The Lincolnite recently reported that a horse rider was injured with a broken collar bone after a dog startled her horse as she rode through a field next to a public footpath. The incident happened in Welton, near Lincoln, on July 27. Police were informed.
It appears that two women were riding in a field next to a footpath when a dog ran through the hedge between the field and the footpath and chased the horses from behind. The dog, thought to be a pointer type- a sporting breed if so-was not on a lead.
Horses will be easily startled by something from behind, as they do not have all round vision, but they will know or hear that something is there. As they can’t see what it is to assess whether it is a danger to them or not, they will often use their innate ”flight” reaction to try to get away from it. One of the horses apparently reared and its rider fell, breaking her collar bone.
The paper reported that the dog’s owner did see what happened, but failed to stop or see whether the rider needed any help. It was fortunate the rider was not on her own at the time.
You may be wondering what the dog owner did wrong. The riders were not on the footpath, where they are not entitled to be and she was with her dog on the footpath.
We can’t comment on the legal rights and wrongs of the situation as we don’t have all the facts. But what we can say is that it’s often not as straightforward as that and the law can be complicated.
What we can also say is that in Injury Prevention Week, many situations and injuries involving dogs, other animals and humans can be prevented by having dogs, as the law requires, under close control/under control at all times and in many cases, this will mean having your dog on a lead.
Whatever sort of dog you own, not just a “dangerous” dog; it could be a large dog or a tiny terrier, the Dangerous Dogs Act 1991 (and amendments) will apply to you. The punishments for breach are significant and can include an order for your dog to be destroyed.
Under this Act, it’s illegal for a dog to be ‘out of control’ and to bite or attack or otherwise injure someone. It is also an offence (and you may be surprised at this one) if a person is worried or afraid (has ‘reasonable apprehension’ in legal terms) that a dog may bite them, even if it doesn’t then go on to do so.
The Act does not only apply to dogs in public places, but ALSO to dogs on private property, including in your own home, which again you might find surprising. But there are numerous tragic cases of family pets suddenly attacking people, especially children, in the home or the home of a family member.

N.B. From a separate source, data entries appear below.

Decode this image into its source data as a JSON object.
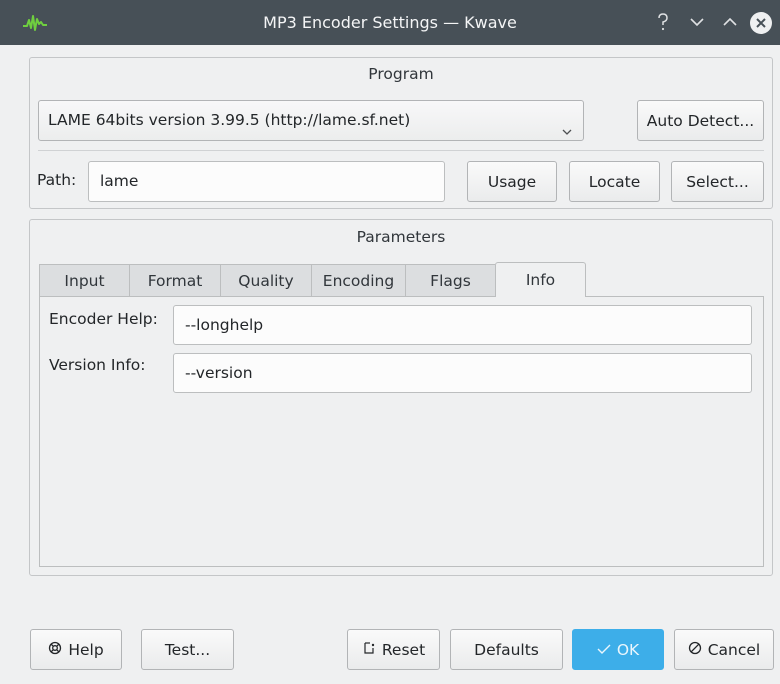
{
  "window": {
    "title": "MP3 Encoder Settings — Kwave",
    "controls": [
      "help-icon",
      "minimize-icon",
      "maximize-icon",
      "close-icon"
    ],
    "accent": "#3daee9"
  },
  "program": {
    "group_title": "Program",
    "selected_program": "LAME 64bits version 3.99.5 (http://lame.sf.net)",
    "auto_detect_label": "Auto Detect...",
    "path_label": "Path:",
    "path_value": "lame",
    "usage_label": "Usage",
    "locate_label": "Locate",
    "select_label": "Select..."
  },
  "parameters": {
    "group_title": "Parameters",
    "tabs": [
      {
        "label": "Input"
      },
      {
        "label": "Format"
      },
      {
        "label": "Quality"
      },
      {
        "label": "Encoding"
      },
      {
        "label": "Flags"
      },
      {
        "label": "Info"
      }
    ],
    "active_tab": "Info",
    "info": {
      "encoder_help_label": "Encoder Help:",
      "encoder_help_value": "--longhelp",
      "version_info_label": "Version Info:",
      "version_info_value": "--version"
    }
  },
  "buttons": {
    "help": "Help",
    "test": "Test...",
    "reset": "Reset",
    "defaults": "Defaults",
    "ok": "OK",
    "cancel": "Cancel"
  }
}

Remember, the “home” extends to gardens as well.
This doesn’t mean that a dog can never be allowed to run free, as they love to do. The writer has 3 dogs and knows just how much they enjoy pootling and running about generally doing “dog stuff”, but it is a matter of common-sense.
If you are going through a field with animals in, put a lead on and walk through as quickly and quietly as you can. Beware though, that animals, particularly if they have young, can perceive ANY dog as a threat and start to attack, so again, given that we are in Injury Prevention Week, try and think whether you really NEED to go through the animals, i.e. cows. It may be best, say, to try and avoid them if they have calves at foot.
If you are in a park with young children playing, joggers, people picnicking or other dogs, play safe and put your dog on a lead. Dogs love to grab a sausage roll where they can!
If you are walking your dog on a bridlepath with horses around, if you see horses coming towards you, clip the lead on or call your dog over and hold him or her till they pass. It’s not just for the rider’s safety. A horse has an almighty kick when it wants to and there are very few dogs will come off best if that happens when the kick is aimed at them. It may not be held to be the rider’s fault if it was your dog attacking or chasing the horse in the first place.
Teach your dog to sit quietly and not jump up at people or animals, or bark madly at them. They think it’s fun, you may think they’re playing…..until they’re not.
Civil claims for injuries caused by dogs can be brought under the Animals Act 1971, or just in plain negligence and the two are usually pleaded together. The Animals Act reads:
(s2) Where damage is caused by an animal which does not belong to a dangerous species, a keeper of the animal is liable for the damage, except as otherwise provided by this Act, if—
(a) the damage is of a kind which the animal, unless restrained, was likely to cause or which, if caused by the animal, was likely to be severe; and
(b) the likelihood of the damage or of its being severe was due to characteristics of the animal which are not normally found in animals of the same species or are not normally so found except at particular times or in particular circumstances; and
(c) those characteristics were known to that keeper or were at any time known to a person who at that time had charge of the animal as that keeper’s servant or, where that keeper is the head of a household, were known to another keeper of the animal who is a member of that household and under the age of sixteen.
Dogs are not deemed to be a “dangerous species” so come under s2 of the Act and the “keeper” includes the owner, who will almost always be liable, on their own or along with someone else if in charge of the dog at the time.
But as the Animals Act is considered to be a very difficult Act to interpret, that’s perhaps for another blog!
Meantime, do try to keep your own dog and other people and animals safe by taking steps to prevent an accident or injury. It doesn’t take much effort and can save a lot of unhappiness all round.
One final point. If you haven’t got insurance in case a claim is made against you, you want to bring a claim, or for vet’s bills if your animal is injured, we strongly advise you to take it out.